What telling is good for:
- taking less time than showing
- filling in detail quickly
- giving background information about a character or situation
- moving through time – you can cross time and place in an instant
- linking scenes that show.
What showing is good for:
- revealing characters and the interplay between characters
- creating empathy, which allows the reader to get inside a character and see the world with their eyes
- allowing the reader to be active
- allowing the reader to use their imagination to see characters, scenes, places
- revealing information through showing can be dramatic.
What ignoring is good for:
- everything that has no place in your story
- unimportant details
- rambling descriptions
- boring, inconsequential dialogue.
Elements that help to show:
- Making an image
- Concrete details
- Sensory detail.
- happens now, before our eyes, in real time
- is filmable
- is presented in a scene – which usually has a specific purpose in a story – to introduce a character or a piece of plot. It usually has a beginning,
- middle and end and it moves the story forward.
Note the dictum ‘Resist the urge to explain’, or ‘RUE’, as Renni Browne and Dave King have it in their book Self-editing for Fiction Writers.

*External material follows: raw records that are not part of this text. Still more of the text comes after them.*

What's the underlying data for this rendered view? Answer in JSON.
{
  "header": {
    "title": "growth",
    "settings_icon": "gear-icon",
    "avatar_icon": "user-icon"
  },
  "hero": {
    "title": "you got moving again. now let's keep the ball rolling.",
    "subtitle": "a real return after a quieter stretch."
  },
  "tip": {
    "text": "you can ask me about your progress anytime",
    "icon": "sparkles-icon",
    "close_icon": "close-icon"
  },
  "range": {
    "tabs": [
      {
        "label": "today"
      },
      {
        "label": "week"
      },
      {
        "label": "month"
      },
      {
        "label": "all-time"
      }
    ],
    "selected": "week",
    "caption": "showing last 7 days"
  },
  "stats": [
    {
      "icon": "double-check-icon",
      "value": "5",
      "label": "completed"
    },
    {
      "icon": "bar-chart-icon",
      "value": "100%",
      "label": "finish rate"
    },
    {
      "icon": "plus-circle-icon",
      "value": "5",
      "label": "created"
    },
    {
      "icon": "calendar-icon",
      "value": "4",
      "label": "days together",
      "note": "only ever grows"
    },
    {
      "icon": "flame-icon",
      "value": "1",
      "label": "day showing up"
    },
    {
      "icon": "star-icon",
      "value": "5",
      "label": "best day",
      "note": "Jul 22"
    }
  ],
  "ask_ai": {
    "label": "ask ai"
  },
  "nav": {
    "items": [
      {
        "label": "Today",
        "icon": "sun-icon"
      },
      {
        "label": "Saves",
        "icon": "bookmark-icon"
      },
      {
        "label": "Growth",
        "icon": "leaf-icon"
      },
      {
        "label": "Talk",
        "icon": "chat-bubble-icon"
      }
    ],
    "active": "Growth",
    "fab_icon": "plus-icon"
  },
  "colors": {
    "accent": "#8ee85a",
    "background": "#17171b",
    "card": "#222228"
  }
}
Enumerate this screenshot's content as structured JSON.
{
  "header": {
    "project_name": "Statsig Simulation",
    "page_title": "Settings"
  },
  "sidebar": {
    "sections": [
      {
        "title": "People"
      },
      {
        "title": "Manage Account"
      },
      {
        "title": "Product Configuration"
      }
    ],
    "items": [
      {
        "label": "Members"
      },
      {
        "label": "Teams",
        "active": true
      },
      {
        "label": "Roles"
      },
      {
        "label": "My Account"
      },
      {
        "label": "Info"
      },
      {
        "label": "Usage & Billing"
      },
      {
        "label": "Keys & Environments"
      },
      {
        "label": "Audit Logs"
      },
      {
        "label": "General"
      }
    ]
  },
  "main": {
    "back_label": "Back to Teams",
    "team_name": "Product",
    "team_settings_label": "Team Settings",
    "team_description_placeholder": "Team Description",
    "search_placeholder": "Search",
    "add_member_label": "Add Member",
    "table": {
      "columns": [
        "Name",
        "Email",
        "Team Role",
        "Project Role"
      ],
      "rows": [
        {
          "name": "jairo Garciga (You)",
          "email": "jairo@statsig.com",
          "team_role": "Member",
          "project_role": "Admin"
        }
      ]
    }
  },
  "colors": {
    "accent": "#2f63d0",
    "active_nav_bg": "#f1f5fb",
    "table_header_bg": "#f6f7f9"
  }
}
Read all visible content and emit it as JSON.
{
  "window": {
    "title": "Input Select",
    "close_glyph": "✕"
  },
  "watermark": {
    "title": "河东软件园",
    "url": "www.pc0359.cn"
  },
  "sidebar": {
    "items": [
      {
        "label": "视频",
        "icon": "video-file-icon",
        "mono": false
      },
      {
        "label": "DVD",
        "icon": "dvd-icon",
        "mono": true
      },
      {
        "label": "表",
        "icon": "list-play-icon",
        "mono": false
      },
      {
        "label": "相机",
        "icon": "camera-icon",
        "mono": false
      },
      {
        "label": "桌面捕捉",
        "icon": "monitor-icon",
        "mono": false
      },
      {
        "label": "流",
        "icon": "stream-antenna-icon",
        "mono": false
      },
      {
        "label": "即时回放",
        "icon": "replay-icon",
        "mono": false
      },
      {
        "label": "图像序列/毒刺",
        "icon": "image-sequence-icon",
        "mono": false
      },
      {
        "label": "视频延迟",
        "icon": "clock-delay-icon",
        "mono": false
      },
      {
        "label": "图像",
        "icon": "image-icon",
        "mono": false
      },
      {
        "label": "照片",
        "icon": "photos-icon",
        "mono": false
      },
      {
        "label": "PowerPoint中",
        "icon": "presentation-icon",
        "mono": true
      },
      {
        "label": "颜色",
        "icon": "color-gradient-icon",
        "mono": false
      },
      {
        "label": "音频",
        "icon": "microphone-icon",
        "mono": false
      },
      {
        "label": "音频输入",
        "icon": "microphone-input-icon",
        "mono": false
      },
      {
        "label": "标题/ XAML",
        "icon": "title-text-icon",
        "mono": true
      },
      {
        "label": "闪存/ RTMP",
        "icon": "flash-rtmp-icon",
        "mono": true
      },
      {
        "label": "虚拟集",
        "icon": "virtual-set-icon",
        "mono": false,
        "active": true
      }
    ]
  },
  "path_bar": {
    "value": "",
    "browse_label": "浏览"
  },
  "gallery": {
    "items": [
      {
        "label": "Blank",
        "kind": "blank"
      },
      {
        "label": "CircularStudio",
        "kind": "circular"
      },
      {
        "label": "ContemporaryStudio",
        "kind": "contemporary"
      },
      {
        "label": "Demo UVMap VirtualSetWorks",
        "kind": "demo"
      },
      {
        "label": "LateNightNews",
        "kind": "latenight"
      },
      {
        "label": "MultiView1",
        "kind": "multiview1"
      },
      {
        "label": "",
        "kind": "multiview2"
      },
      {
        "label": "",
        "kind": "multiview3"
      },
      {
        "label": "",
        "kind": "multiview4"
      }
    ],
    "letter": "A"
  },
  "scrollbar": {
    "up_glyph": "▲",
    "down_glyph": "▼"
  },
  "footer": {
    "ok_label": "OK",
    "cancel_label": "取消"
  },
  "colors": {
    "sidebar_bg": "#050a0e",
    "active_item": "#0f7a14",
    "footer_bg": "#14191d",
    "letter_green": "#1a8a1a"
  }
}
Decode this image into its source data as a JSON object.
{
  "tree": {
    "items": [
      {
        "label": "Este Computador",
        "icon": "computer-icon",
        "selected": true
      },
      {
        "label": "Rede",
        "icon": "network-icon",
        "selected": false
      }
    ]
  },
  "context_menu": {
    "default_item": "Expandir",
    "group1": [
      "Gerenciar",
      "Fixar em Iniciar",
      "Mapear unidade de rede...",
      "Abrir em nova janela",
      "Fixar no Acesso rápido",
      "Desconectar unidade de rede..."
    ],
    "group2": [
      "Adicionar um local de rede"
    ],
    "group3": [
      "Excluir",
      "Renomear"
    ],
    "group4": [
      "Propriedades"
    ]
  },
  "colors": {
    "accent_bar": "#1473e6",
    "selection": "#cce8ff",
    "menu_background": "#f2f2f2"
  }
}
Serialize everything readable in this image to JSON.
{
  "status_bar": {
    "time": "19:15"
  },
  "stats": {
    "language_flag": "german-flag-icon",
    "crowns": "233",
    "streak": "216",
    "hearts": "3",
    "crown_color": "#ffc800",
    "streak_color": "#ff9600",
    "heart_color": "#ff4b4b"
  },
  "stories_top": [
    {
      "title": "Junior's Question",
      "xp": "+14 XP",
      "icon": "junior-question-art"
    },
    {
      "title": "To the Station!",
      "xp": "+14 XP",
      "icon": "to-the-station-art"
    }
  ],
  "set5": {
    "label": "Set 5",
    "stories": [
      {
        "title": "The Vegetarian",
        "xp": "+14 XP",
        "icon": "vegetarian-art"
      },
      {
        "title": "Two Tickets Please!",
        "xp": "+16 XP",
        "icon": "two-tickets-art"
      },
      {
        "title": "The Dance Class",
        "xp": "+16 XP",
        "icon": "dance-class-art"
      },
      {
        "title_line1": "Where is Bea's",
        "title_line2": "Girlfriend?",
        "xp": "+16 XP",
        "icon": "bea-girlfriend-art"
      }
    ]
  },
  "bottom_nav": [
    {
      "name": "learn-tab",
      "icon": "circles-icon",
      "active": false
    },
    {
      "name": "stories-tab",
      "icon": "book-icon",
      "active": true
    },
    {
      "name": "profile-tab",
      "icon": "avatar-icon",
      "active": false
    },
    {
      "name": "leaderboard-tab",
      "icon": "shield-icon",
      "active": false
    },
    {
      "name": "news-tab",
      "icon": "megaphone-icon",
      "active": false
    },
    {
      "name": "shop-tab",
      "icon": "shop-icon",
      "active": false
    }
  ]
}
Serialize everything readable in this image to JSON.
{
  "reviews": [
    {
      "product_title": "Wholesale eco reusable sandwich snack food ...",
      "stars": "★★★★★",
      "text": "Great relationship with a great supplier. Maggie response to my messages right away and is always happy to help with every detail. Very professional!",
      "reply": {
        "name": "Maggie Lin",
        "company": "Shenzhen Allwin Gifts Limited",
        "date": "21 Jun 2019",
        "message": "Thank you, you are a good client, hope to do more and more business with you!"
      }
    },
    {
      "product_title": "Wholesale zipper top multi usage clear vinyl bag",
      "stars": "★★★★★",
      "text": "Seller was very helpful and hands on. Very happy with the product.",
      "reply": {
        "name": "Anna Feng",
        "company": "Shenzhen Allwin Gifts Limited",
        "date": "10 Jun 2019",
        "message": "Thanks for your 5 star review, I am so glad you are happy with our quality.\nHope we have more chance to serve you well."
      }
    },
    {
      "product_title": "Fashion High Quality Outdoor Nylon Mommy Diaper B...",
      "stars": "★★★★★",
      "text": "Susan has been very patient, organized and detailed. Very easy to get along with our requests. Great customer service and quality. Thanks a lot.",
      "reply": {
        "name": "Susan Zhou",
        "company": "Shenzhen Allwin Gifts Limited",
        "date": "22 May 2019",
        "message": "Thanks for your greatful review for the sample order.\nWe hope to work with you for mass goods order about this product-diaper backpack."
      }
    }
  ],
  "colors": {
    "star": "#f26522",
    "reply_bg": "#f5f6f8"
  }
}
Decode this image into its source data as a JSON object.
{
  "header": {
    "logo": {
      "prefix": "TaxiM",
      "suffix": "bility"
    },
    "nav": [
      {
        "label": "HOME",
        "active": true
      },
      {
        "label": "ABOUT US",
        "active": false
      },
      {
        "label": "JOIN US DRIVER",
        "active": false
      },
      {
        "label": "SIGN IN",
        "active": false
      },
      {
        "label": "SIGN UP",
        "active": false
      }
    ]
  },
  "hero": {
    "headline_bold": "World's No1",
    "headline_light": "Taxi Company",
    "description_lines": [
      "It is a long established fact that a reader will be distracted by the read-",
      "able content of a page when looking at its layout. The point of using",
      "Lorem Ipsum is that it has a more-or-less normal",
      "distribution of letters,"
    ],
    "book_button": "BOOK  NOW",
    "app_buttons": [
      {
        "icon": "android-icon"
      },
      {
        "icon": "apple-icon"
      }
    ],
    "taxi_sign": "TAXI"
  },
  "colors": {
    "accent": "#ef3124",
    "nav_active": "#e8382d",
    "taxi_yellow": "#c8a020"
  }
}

Here is an example in a piece of reminiscence done for a writing class. A writer remembered his sister playing with dolls as a child. He wrote a delightful scene where he and his sister operated on one of them. The writer fashioned some good, believable dialogue and created an effective scene, which included this:
‘We’re going to do a heart transplant.’
The world’s first heart transplant was in the news that year.
He was criticized for having his authorial voice popping up in the middle of a strongly established scene to explain the background to the dialogue. This was felt to be lazy and amateurish, and the writer was advised to find ways of getting the information across better.